Transcript of Should Marching Band be Considered a Sport
During marching season, band kids have to march around holding instruments up to ten pounds or more ten to twenty degrees above parallel, doing the same thing up to ten times, then going back to the beginning.
I personally think it would be funny to see someone who's not in marching band take sixteen steps backwards over two and a half yard lines to 160 bpm.
Mini Band Camp
Before band camp even starts, the band gets together for three days from 6:00 to 8:30 to learn basics (roll step, backwards march, left/right face, about face)
At band camp, we get up at 6:30, walk to the flag on top of the hill, stand at attention and then wait to get broken by the seniors, go to breakfast, walk to the field, and practice for hours. After morning practice, we have lunch, do section practice for an hour, go to field and practice more. Then we have dinner and after that is rec time for two hours (thank goodness), practice until nine, group activities until ten, and we're not allowed to go to bed until eleven.
The students in this schools marching band practiced every Tuesday and Thursday from 6:30 to 8:00 doing the same thing over and over again. To band director, one more time means at least five more. Section leaders can call a sectional at least an hour before practice starts to work on marching, music, or both.
Marching band competitions give 1-3 ratings. 1 being the best, 3 being the worst. Competitions also give out awards, like at Brandon.

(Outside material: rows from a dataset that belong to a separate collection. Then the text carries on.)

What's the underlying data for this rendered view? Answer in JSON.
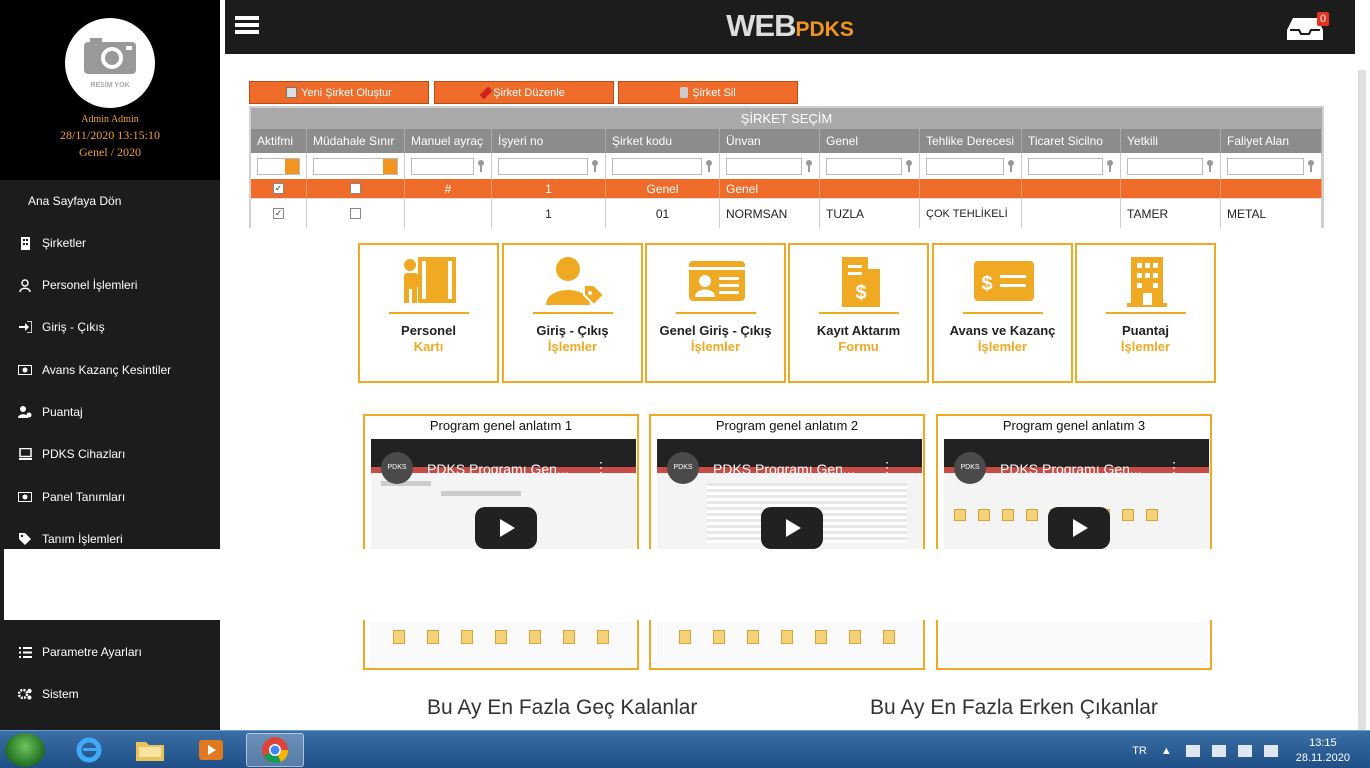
{
  "profile": {
    "avatar_text": "RESİM YOK",
    "name": "Admin Admin",
    "datetime": "28/11/2020 13:15:10",
    "period": "Genel / 2020"
  },
  "menu": [
    {
      "label": "Ana Sayfaya Dön",
      "icon": "none"
    },
    {
      "label": "Şirketler",
      "icon": "building-icon"
    },
    {
      "label": "Personel İşlemleri",
      "icon": "user-icon"
    },
    {
      "label": "Giriş - Çıkış",
      "icon": "sign-in-icon"
    },
    {
      "label": "Avans Kazanç Kesintiler",
      "icon": "money-icon"
    },
    {
      "label": "Puantaj",
      "icon": "users-gear-icon"
    },
    {
      "label": "PDKS Cihazları",
      "icon": "device-icon"
    },
    {
      "label": "Panel Tanımları",
      "icon": "money-icon"
    },
    {
      "label": "Tanım İşlemleri",
      "icon": "tag-icon"
    },
    {
      "label": "Parametre Ayarları",
      "icon": "list-icon"
    },
    {
      "label": "Sistem",
      "icon": "gears-icon"
    }
  ],
  "header": {
    "logo_web": "WEB",
    "logo_pdks": "PDKS",
    "notification_count": "0"
  },
  "toolbar": {
    "new_label": "Yeni Şirket Oluştur",
    "edit_label": "Şirket Düzenle",
    "delete_label": "Şirket Sil"
  },
  "table": {
    "title": "ŞİRKET SEÇİM",
    "columns": [
      "Aktifmi",
      "Müdahale Sınır",
      "Manuel ayraç",
      "İşyeri no",
      "Şirket kodu",
      "Ünvan",
      "Genel",
      "Tehlike Derecesi",
      "Ticaret Sicilno",
      "Yetkili",
      "Faliyet Alan"
    ],
    "highlight_row": [
      "",
      "",
      "#",
      "1",
      "Genel",
      "Genel",
      "",
      "",
      "",
      "",
      ""
    ],
    "data_row": [
      "",
      "",
      "",
      "1",
      "01",
      "NORMSAN",
      "TUZLA",
      "ÇOK TEHLİKELİ",
      "",
      "TAMER",
      "METAL"
    ]
  },
  "tiles": [
    {
      "line1": "Personel",
      "line2": "Kartı",
      "icon": "personnel-door-icon"
    },
    {
      "line1": "Giriş - Çıkış",
      "line2": "İşlemler",
      "icon": "user-tag-icon"
    },
    {
      "line1": "Genel Giriş - Çıkış",
      "line2": "İşlemler",
      "icon": "id-card-icon"
    },
    {
      "line1": "Kayıt Aktarım",
      "line2": "Formu",
      "icon": "invoice-dollar-icon"
    },
    {
      "line1": "Avans ve Kazanç",
      "line2": "İşlemler",
      "icon": "money-check-icon"
    },
    {
      "line1": "Puantaj",
      "line2": "İşlemler",
      "icon": "building-icon"
    }
  ],
  "videos": [
    {
      "heading": "Program genel anlatım 1",
      "title": "PDKS Programı Gen...",
      "logo": "PDKS"
    },
    {
      "heading": "Program genel anlatım 2",
      "title": "PDKS Programı Gen...",
      "logo": "PDKS"
    },
    {
      "heading": "Program genel anlatım 3",
      "title": "PDKS Programı Gen...",
      "logo": "PDKS"
    }
  ],
  "stats": {
    "late": "Bu Ay En Fazla Geç Kalanlar",
    "early": "Bu Ay En Fazla Erken Çıkanlar"
  },
  "taskbar": {
    "lang": "TR",
    "time": "13:15",
    "date": "28.11.2020"
  },
  "colors": {
    "accent": "#ef6b2a",
    "tile": "#f0a923",
    "dark": "#1c1c1c"
  }
}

Marching band should be considered a sport, because according to the definition it's "an athletic activity requiring skill or physical prowess..." (dictionary.com). Marching requires commitment, endurance, and hours of practice.